If I could get anybody to wear my products, I think it would have to be someone like Kate Moss. I love Kate Moss. If I could get her in a photo shoot, I would be happy. Definitely someone rock and roll, quirky, fun, who happens to be stunning and have a million followers so then they’re all going to go and buy all my products, because that’s what we want at the end of the day!

Are there any lessons that you’ve learned the hard way?

Oh god yeah, I’ve wasted so much money on sampling. There’s this one where I was really stupid and I got confused between inches and centimetres – quite a basic thing that you should know about! I did the height in inches and I did the length in centimetres. It looked absolutely ridiculous and I wasted about £500 on that.

So I would say definitely go over it again, make sure the finer details are perfect and make sure everything’s working. I would also say, think a little bit before you run, because I’m an impulsive person so I will buy 205 square foot of leather without having a single design or idea. Check yourself a bit and make sure everything’s perfect so there are not silly little mistakes like adding things up and profit margins.


What are your hopes post university?


World domination. I’m being serious. This is the stepping-stone. I’ve recently designed a ten-piece lingerie collection, but that won’t be for another two years or something because that’s quite expensive to do. Just branching this out into more of a lifestyle brand like dresses, shoes, lingerie and stuff like that. Then I want a department store, and everything in the department store is going to be made in England; all the designers will be English up-and-coming designers.


If I did have to work for someone else, another part of me actually quite wants to be a comedian. So I would maybe go into something like that, like script writing. Or just in other businesses and enterprises really. But hopefully when people read this article and buy all my bags I’ll be like “yes, I don’t need to get another job!”

Do you have any advice for other budding entrepreneurs?
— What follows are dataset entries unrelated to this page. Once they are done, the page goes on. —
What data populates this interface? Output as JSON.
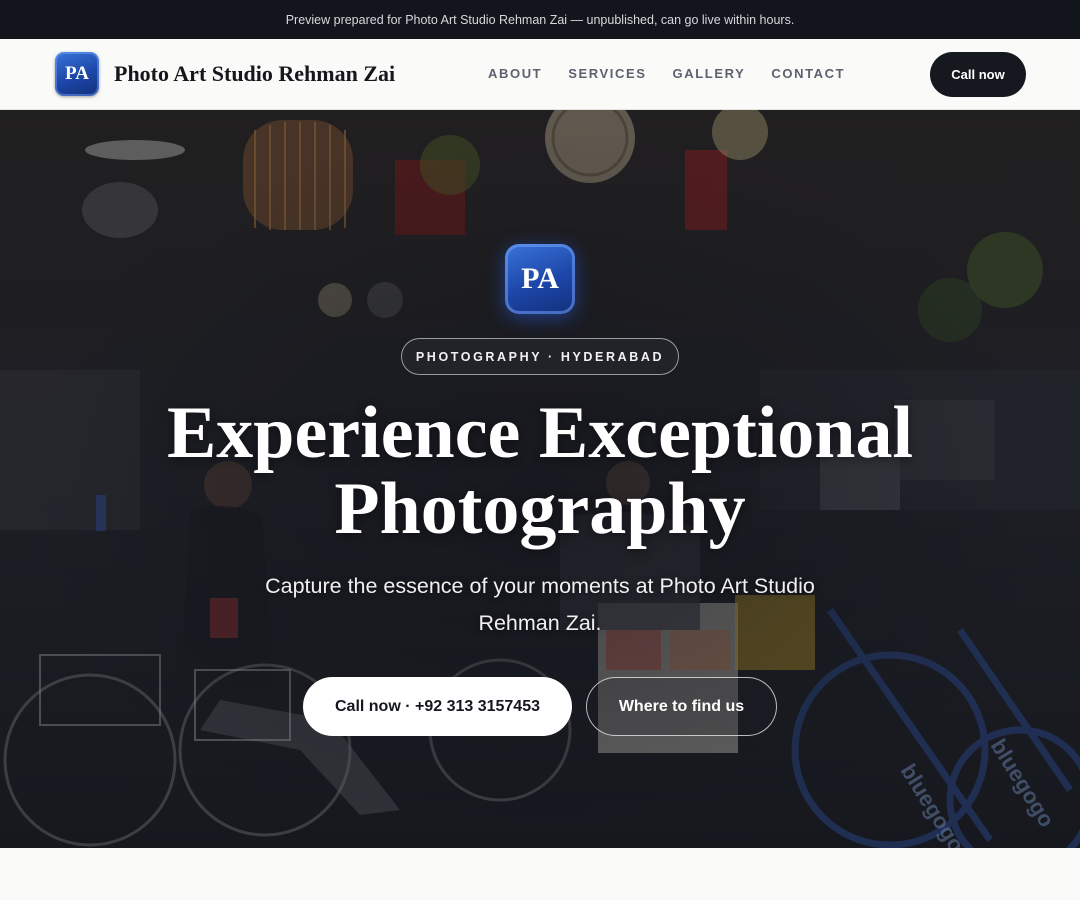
{
  "topbar": {
    "notice": "Preview prepared for Photo Art Studio Rehman Zai — unpublished, can go live within hours."
  },
  "header": {
    "logo_initials": "PA",
    "brand_name": "Photo Art Studio Rehman Zai",
    "nav": [
      {
        "label": "ABOUT"
      },
      {
        "label": "SERVICES"
      },
      {
        "label": "GALLERY"
      },
      {
        "label": "CONTACT"
      }
    ],
    "cta_label": "Call now"
  },
  "hero": {
    "badge_initials": "PA",
    "eyebrow": "PHOTOGRAPHY · HYDERABAD",
    "headline_line1": "Experience Exceptional",
    "headline_line2": "Photography",
    "subtitle": "Capture the essence of your moments at Photo Art Studio Rehman Zai.",
    "primary_button": "Call now · +92 313 3157453",
    "secondary_button": "Where to find us"
  },
  "colors": {
    "brand_blue": "#1c46a8",
    "dark": "#16181f",
    "background": "#fafaf8"
  }
}
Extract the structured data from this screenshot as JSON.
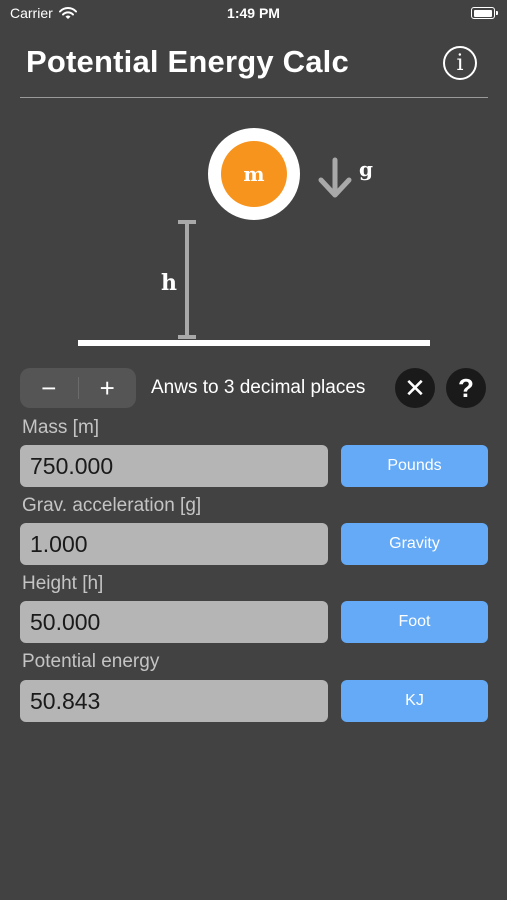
{
  "status_bar": {
    "carrier": "Carrier",
    "time": "1:49 PM",
    "battery_level": 1.0
  },
  "header": {
    "title": "Potential Energy Calc",
    "info_icon": "info-circle-icon"
  },
  "diagram": {
    "mass_symbol": "m",
    "gravity_symbol": "g",
    "height_symbol": "h",
    "ball_color": "#f7941d"
  },
  "precision": {
    "label": "Anws to 3 decimal places",
    "minus": "−",
    "plus": "+",
    "clear": "✕",
    "help": "?"
  },
  "fields": [
    {
      "label": "Mass [m]",
      "value": "750.000",
      "unit": "Pounds"
    },
    {
      "label": "Grav. acceleration [g]",
      "value": "1.000",
      "unit": "Gravity"
    },
    {
      "label": "Height [h]",
      "value": "50.000",
      "unit": "Foot"
    },
    {
      "label": "Potential energy",
      "value": "50.843",
      "unit": "KJ"
    }
  ],
  "colors": {
    "background": "#424242",
    "unit_button": "#64aaf6",
    "field_background": "#b5b5b5",
    "accent": "#f7941d"
  }
}
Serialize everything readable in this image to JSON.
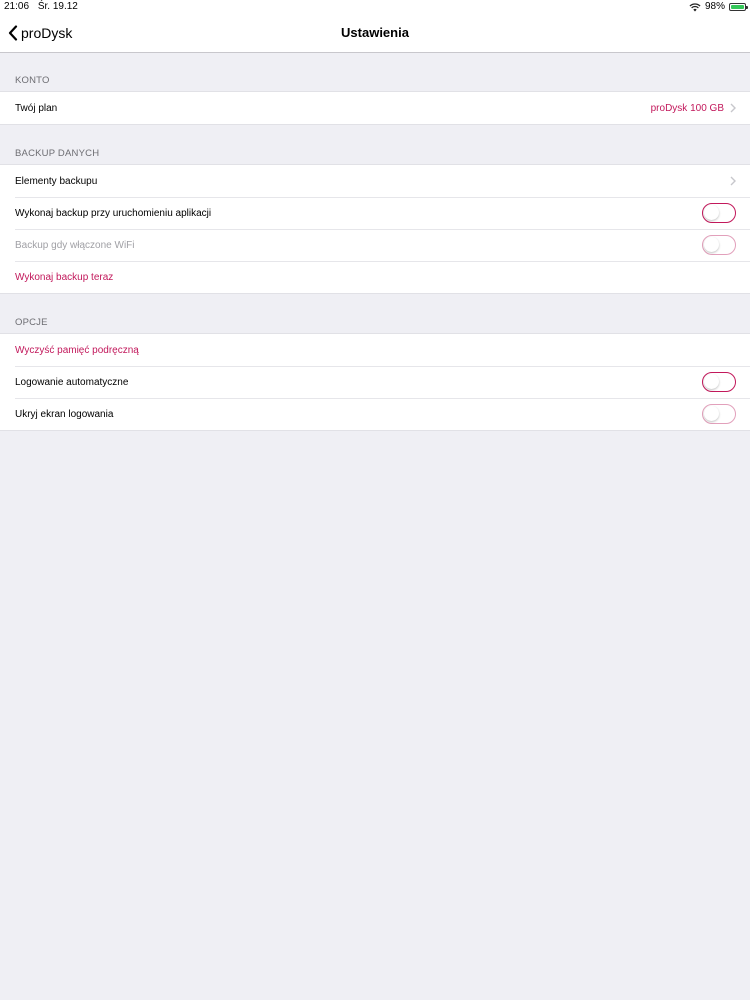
{
  "status_bar": {
    "time": "21:06",
    "date": "Śr. 19.12",
    "battery": "98%",
    "battery_level": 0.98
  },
  "nav": {
    "back_label": "proDysk",
    "title": "Ustawienia"
  },
  "sections": {
    "account": {
      "header": "KONTO",
      "plan_label": "Twój plan",
      "plan_value": "proDysk 100 GB"
    },
    "backup": {
      "header": "BACKUP DANYCH",
      "items_label": "Elementy backupu",
      "on_launch_label": "Wykonaj backup przy uruchomieniu aplikacji",
      "on_launch_enabled": false,
      "wifi_label": "Backup gdy włączone WiFi",
      "wifi_enabled": false,
      "wifi_disabled_row": true,
      "now_label": "Wykonaj backup teraz"
    },
    "options": {
      "header": "OPCJE",
      "clear_cache_label": "Wyczyść pamięć podręczną",
      "auto_login_label": "Logowanie automatyczne",
      "auto_login_enabled": false,
      "hide_login_label": "Ukryj ekran logowania",
      "hide_login_enabled": false
    }
  },
  "colors": {
    "accent": "#c2185b",
    "background": "#efeff4",
    "battery_fill": "#34c759"
  },
  "icons": {
    "back": "chevron-left-icon",
    "disclosure": "chevron-right-icon",
    "wifi": "wifi-icon",
    "battery": "battery-icon"
  }
}
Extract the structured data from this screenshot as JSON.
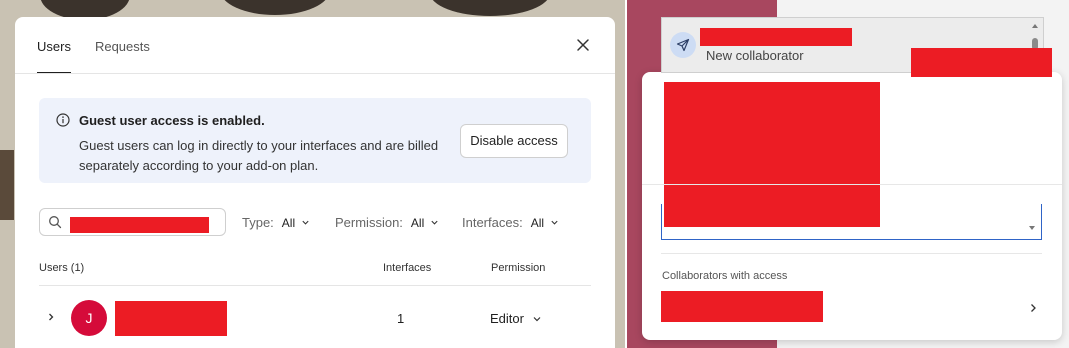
{
  "dialog": {
    "tabs": [
      {
        "label": "Users",
        "active": true
      },
      {
        "label": "Requests",
        "active": false
      }
    ],
    "banner": {
      "title": "Guest user access is enabled.",
      "text": "Guest users can log in directly to your interfaces and are billed separately according to your add-on plan.",
      "button_label": "Disable access"
    },
    "filters": [
      {
        "label": "Type:",
        "value": "All"
      },
      {
        "label": "Permission:",
        "value": "All"
      },
      {
        "label": "Interfaces:",
        "value": "All"
      }
    ],
    "table": {
      "headers": {
        "users": "Users (1)",
        "interfaces": "Interfaces",
        "permission": "Permission"
      },
      "rows": [
        {
          "avatar_initial": "J",
          "interfaces": "1",
          "permission": "Editor"
        }
      ]
    }
  },
  "share_panel": {
    "suggestion_label": "New collaborator",
    "section_label": "Collaborators with access"
  },
  "colors": {
    "avatar": "#d50b3a",
    "banner_bg": "#eef2fb",
    "focus_border": "#2f64c7",
    "redaction": "#ec1c24"
  },
  "icons": [
    "info-icon",
    "search-icon",
    "close-icon",
    "chevron-down-icon",
    "chevron-right-icon",
    "send-icon"
  ]
}
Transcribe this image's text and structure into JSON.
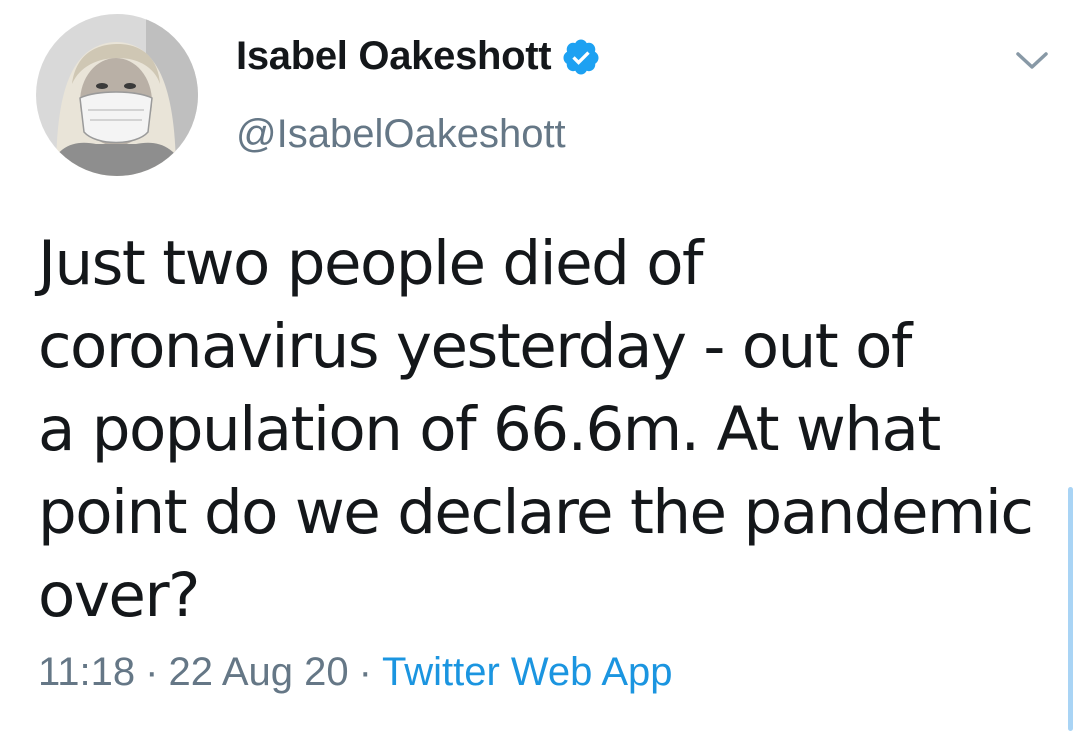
{
  "user": {
    "display_name": "Isabel Oakeshott",
    "handle": "@IsabelOakeshott",
    "verified": true,
    "avatar_icon": "avatar-photo"
  },
  "menu": {
    "icon": "chevron-down-icon"
  },
  "tweet": {
    "lines": [
      "Just two people died of",
      "coronavirus yesterday - out of",
      "a population of 66.6m. At what",
      "point do we declare the pandemic",
      "over?"
    ]
  },
  "meta": {
    "time": "11:18",
    "separator": "·",
    "date": "22 Aug 20",
    "source": "Twitter Web App"
  },
  "colors": {
    "text": "#14171a",
    "secondary": "#657786",
    "link": "#1b95e0",
    "verified": "#1da1f2"
  }
}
I would say: get out and do it. My motto is “who dares wins”, and I think they’re the best words an entrepreneur can hear; the only way you’ll make your millions and live the life you want to live is by getting out there. Stop dreaming, stop thinking of excuses and get it done! Start the company! You’re never going to know if it’s going to work unless you actually get out there and do it. Put everything in place and just go for it because no one’s going to give it to you. I strongly believe that degrees and expansive theories can only get you so far; the best way to learn is to get out there and give it a go.

You may also like

Subscribe to our newsletter

Sign Up for Our Newsletter